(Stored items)
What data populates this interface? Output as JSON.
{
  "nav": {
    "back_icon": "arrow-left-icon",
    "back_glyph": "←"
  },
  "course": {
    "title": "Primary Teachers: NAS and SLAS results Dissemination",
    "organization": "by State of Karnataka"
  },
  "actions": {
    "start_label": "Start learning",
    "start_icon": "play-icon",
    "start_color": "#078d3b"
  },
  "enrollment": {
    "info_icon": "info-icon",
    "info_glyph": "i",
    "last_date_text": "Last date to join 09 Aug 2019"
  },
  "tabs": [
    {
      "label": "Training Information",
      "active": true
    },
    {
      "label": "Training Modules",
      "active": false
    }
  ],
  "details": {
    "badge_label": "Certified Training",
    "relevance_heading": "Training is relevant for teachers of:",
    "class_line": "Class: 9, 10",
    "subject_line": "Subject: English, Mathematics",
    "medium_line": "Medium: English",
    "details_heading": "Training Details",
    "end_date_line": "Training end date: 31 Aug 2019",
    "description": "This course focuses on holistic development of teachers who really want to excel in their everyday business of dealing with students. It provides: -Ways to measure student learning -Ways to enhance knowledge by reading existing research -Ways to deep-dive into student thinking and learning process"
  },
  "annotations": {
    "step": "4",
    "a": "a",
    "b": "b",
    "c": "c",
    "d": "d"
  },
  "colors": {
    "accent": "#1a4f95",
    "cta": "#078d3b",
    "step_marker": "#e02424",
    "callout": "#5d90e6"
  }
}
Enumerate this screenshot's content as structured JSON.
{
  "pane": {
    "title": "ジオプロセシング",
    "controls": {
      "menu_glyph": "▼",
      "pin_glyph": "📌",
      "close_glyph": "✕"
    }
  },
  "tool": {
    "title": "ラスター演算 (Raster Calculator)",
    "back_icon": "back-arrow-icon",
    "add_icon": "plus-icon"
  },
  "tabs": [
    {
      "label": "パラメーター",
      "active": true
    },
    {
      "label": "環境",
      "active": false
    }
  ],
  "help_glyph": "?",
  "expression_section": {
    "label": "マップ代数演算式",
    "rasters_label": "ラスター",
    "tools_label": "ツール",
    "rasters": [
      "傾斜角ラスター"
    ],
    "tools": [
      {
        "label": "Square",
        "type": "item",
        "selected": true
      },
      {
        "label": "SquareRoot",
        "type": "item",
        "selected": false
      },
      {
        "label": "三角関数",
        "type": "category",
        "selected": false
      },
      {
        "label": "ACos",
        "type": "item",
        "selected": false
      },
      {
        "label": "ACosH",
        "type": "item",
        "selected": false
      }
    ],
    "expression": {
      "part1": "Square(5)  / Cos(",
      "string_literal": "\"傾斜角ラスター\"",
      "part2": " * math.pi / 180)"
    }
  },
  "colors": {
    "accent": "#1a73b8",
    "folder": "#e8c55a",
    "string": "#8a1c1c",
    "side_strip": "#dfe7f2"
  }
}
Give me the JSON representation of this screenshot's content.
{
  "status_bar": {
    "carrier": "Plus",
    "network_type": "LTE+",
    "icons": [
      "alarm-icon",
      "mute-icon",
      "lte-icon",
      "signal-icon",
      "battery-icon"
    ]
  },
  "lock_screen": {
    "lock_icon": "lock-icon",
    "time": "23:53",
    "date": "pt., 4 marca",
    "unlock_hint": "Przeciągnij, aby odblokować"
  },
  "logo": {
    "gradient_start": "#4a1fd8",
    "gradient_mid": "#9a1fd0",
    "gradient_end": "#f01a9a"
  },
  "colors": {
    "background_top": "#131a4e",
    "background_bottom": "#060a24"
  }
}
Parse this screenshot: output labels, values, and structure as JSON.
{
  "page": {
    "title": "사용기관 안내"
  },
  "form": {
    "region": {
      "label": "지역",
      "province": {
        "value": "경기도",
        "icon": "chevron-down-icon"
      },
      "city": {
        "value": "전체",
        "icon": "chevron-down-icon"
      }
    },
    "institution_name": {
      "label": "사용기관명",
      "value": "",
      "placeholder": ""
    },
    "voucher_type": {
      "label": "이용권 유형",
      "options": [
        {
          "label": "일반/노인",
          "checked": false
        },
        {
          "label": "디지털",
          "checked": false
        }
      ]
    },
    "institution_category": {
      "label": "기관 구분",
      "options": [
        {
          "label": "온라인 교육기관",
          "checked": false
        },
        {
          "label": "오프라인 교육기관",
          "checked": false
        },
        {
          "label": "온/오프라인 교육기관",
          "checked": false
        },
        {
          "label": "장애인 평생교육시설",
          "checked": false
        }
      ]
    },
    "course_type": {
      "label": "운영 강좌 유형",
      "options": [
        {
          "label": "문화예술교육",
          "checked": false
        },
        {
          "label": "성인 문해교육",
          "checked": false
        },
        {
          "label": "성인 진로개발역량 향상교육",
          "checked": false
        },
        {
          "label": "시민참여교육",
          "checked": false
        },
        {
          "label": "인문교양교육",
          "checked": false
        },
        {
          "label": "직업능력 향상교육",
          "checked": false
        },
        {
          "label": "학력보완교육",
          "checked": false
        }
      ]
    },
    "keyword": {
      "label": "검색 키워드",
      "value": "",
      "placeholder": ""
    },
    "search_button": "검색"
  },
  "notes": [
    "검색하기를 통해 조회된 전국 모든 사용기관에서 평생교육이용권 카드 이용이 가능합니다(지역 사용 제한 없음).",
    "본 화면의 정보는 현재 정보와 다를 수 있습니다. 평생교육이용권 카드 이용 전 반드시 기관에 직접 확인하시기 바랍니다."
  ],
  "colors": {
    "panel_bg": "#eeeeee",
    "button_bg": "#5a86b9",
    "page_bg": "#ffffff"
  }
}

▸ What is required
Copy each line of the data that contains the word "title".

▸ Solution to this problem
    "title": "Primary Teachers: NAS and SLAS results Dissemination",
    "title": "ジオプロセシング",
    "title": "ラスター演算 (Raster Calculator)",
    "title": "사용기관 안내"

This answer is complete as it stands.